§ DATASET RECORDS:
-*-

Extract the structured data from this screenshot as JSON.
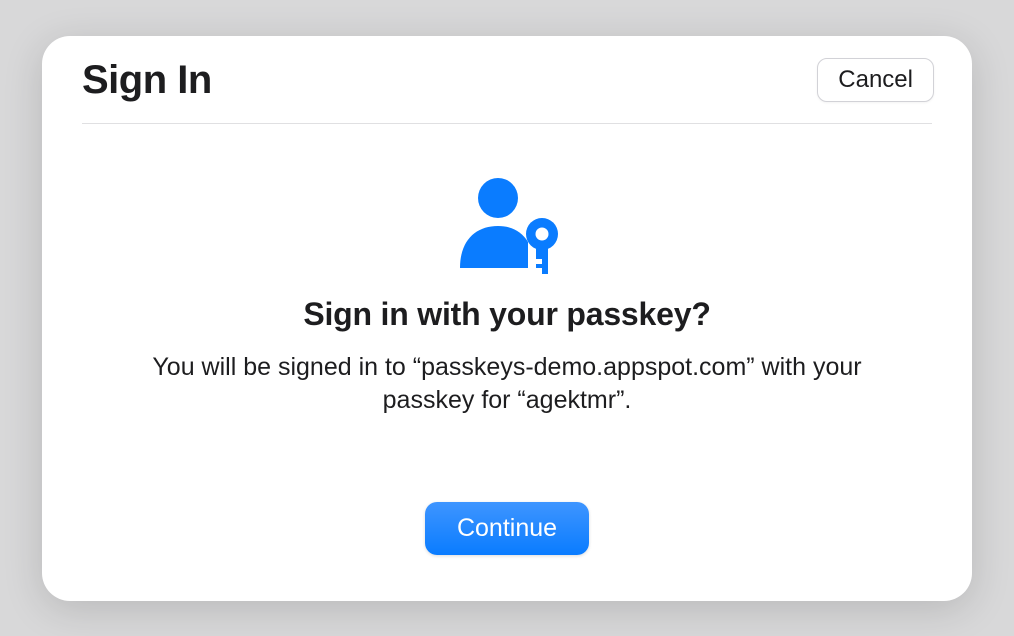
{
  "header": {
    "title": "Sign In",
    "cancel_label": "Cancel"
  },
  "body": {
    "icon_name": "passkey-user-icon",
    "heading": "Sign in with your passkey?",
    "description": "You will be signed in to “passkeys-demo.appspot.com” with your passkey for “agektmr”."
  },
  "footer": {
    "continue_label": "Continue"
  },
  "colors": {
    "accent": "#0a7cff",
    "background_page": "#d8d8d9",
    "dialog_background": "#ffffff",
    "text_primary": "#1d1d1f",
    "divider": "#e0e0e2"
  }
}
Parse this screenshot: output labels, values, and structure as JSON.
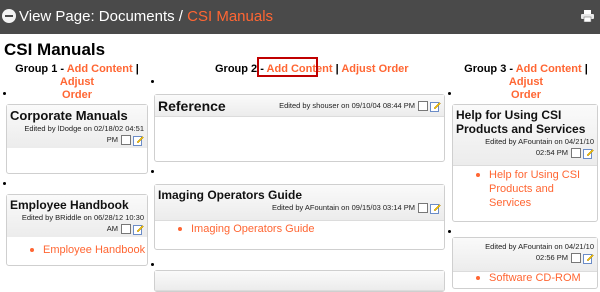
{
  "header": {
    "prefix": "View Page: Documents / ",
    "current": "CSI Manuals"
  },
  "page_title": "CSI Manuals",
  "groups": [
    {
      "label": "Group 1 - ",
      "add": "Add Content",
      "sep": " | ",
      "adjust_a": "Adjust",
      "adjust_b": "Order"
    },
    {
      "label": "Group 2 - ",
      "add": "Add Content",
      "sep": " | ",
      "adjust": "Adjust Order"
    },
    {
      "label": "Group 3 - ",
      "add": "Add Content",
      "sep": " | ",
      "adjust_a": "Adjust",
      "adjust_b": "Order"
    }
  ],
  "cards": {
    "corporate": {
      "title": "Corporate Manuals",
      "meta1": "Edited by lDodge on 02/18/02 04:51",
      "meta2": "PM"
    },
    "employee": {
      "title": "Employee Handbook",
      "meta1": "Edited by BRiddle on 06/28/12 10:30",
      "meta2": "AM",
      "link": "Employee Handbook"
    },
    "reference": {
      "title": "Reference",
      "meta": "Edited by shouser on 09/10/04 08:44 PM"
    },
    "imaging": {
      "title": "Imaging Operators Guide",
      "meta": "Edited by AFountain on 09/15/03 03:14 PM",
      "link": "Imaging Operators Guide"
    },
    "help": {
      "title_a": "Help for Using CSI",
      "title_b": "Products and Services",
      "meta1": "Edited by AFountain on 04/21/10",
      "meta2": "02:54 PM",
      "link_a": "Help for Using CSI",
      "link_b": "Products and",
      "link_c": "Services"
    },
    "software": {
      "meta1": "Edited by AFountain on 04/21/10",
      "meta2": "02:56 PM",
      "link": "Software CD-ROM"
    }
  }
}
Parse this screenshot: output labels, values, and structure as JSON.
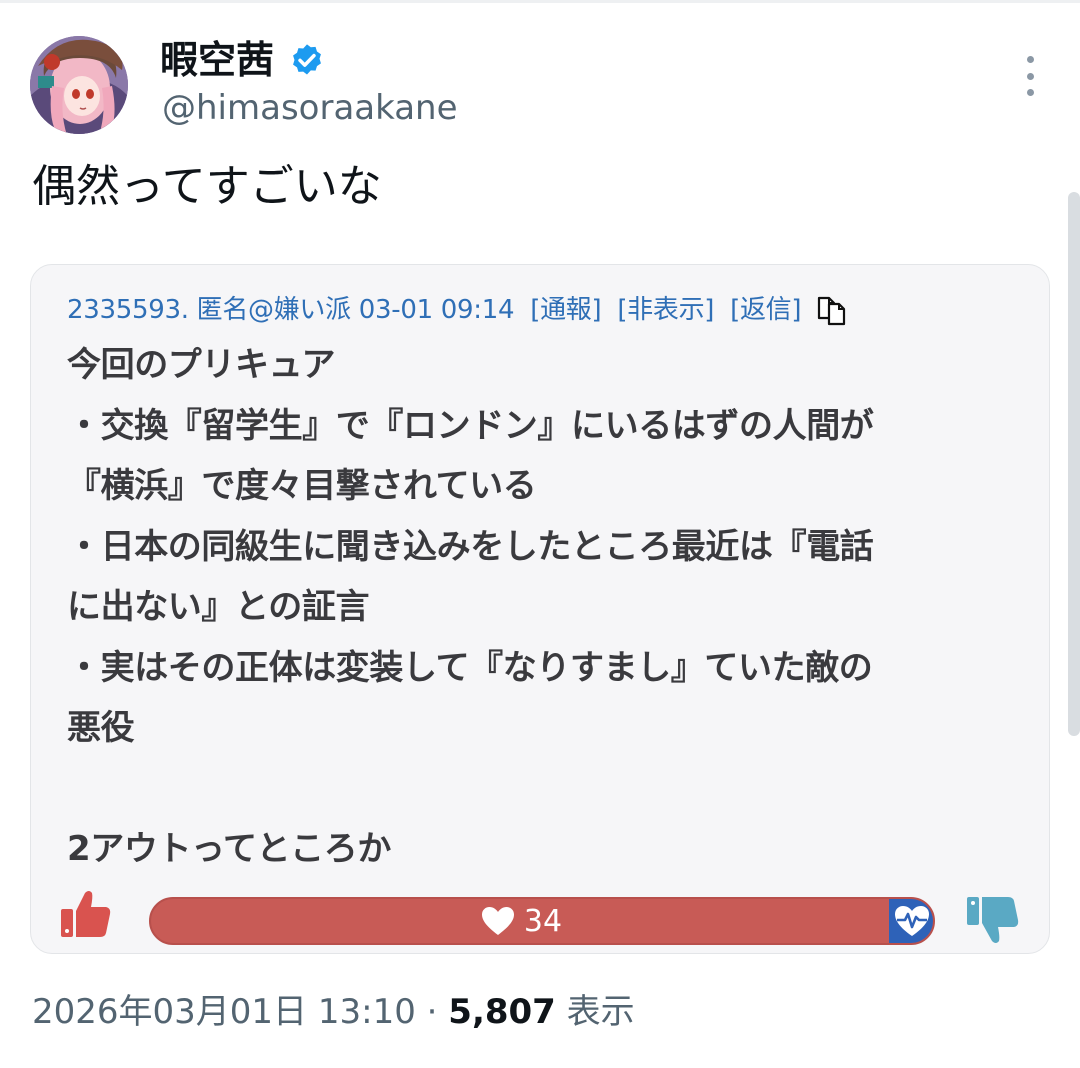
{
  "author": {
    "display_name": "暇空茜",
    "handle": "@himasoraakane",
    "verified": true
  },
  "tweet": {
    "text": "偶然ってすごいな"
  },
  "embedded_post": {
    "header_meta": "2335593. 匿名@嫌い派 03-01 09:14",
    "actions": [
      "[通報]",
      "[非表示]",
      "[返信]"
    ],
    "lines": [
      "今回のプリキュア",
      "・交換『留学生』で『ロンドン』にいるはずの人間が",
      "『横浜』で度々目撃されている",
      "・日本の同級生に聞き込みをしたところ最近は『電話",
      "に出ない』との証言",
      "・実はその正体は変装して『なりすまし』ていた敵の",
      "悪役",
      "",
      "2アウトってところか"
    ],
    "vote_count": "34"
  },
  "meta": {
    "timestamp": "2026年03月01日 13:10",
    "separator": "·",
    "views": "5,807",
    "views_label": "表示"
  },
  "colors": {
    "link_blue": "#2f6fb6",
    "vote_bar_red": "#c85b56",
    "vote_end_blue": "#2e62b8",
    "verified_blue": "#1d9bf0"
  }
}
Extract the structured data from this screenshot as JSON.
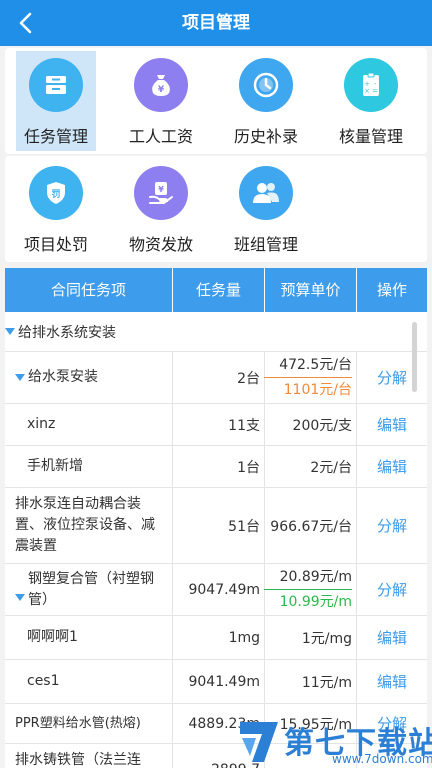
{
  "header": {
    "title": "项目管理"
  },
  "menu": {
    "row1": [
      {
        "label": "任务管理",
        "icon": "archive-box-icon",
        "color": "#3fb3f0",
        "active": true
      },
      {
        "label": "工人工资",
        "icon": "money-bag-icon",
        "color": "#8e7ff0"
      },
      {
        "label": "历史补录",
        "icon": "clock-icon",
        "color": "#3fa6f0"
      },
      {
        "label": "核量管理",
        "icon": "clipboard-calculator-icon",
        "color": "#2ec8e0"
      }
    ],
    "row2": [
      {
        "label": "项目处罚",
        "icon": "shield-penalty-icon",
        "color": "#3fb3f0"
      },
      {
        "label": "物资发放",
        "icon": "hand-coin-icon",
        "color": "#8e7ff0"
      },
      {
        "label": "班组管理",
        "icon": "group-people-icon",
        "color": "#3fa6f0"
      }
    ]
  },
  "table": {
    "headers": {
      "name": "合同任务项",
      "qty": "任务量",
      "price": "预算单价",
      "op": "操作"
    },
    "group1": "给排水系统安装",
    "rows": [
      {
        "name": "给水泵安装",
        "qty": "2台",
        "price": "472.5元/台",
        "price2": "1101元/台",
        "op": "分解"
      },
      {
        "name": "xinz",
        "qty": "11支",
        "price": "200元/支",
        "op": "编辑"
      },
      {
        "name": "手机新增",
        "qty": "1台",
        "price": "2元/台",
        "op": "编辑"
      },
      {
        "name": "排水泵连自动耦合装置、液位控泵设备、减震装置",
        "qty": "51台",
        "price": "966.67元/台",
        "op": "分解"
      },
      {
        "name": "钢塑复合管（衬塑钢管）",
        "qty": "9047.49m",
        "price": "20.89元/m",
        "price2": "10.99元/m",
        "op": "分解"
      },
      {
        "name": "啊啊啊1",
        "qty": "1mg",
        "price": "1元/mg",
        "op": "编辑"
      },
      {
        "name": "ces1",
        "qty": "9041.49m",
        "price": "11元/m",
        "op": "编辑"
      },
      {
        "name": "PPR塑料给水管(热熔)",
        "qty": "4889.23m",
        "price": "15.95元/m",
        "op": "分解"
      },
      {
        "name": "排水铸铁管（法兰连",
        "qty": "2899.7",
        "price": "",
        "op": ""
      }
    ]
  },
  "watermark": {
    "text": "第七下载站",
    "sub": "www.7down.com"
  }
}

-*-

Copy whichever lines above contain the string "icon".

§ WORKED SOLUTION:
    "icon_name": "passkey-user-icon",
        "icon": "archive-box-icon",
        "icon": "money-bag-icon",
        "icon": "clock-icon",
        "icon": "clipboard-calculator-icon",
        "icon": "shield-penalty-icon",
        "icon": "hand-coin-icon",
        "icon": "group-people-icon",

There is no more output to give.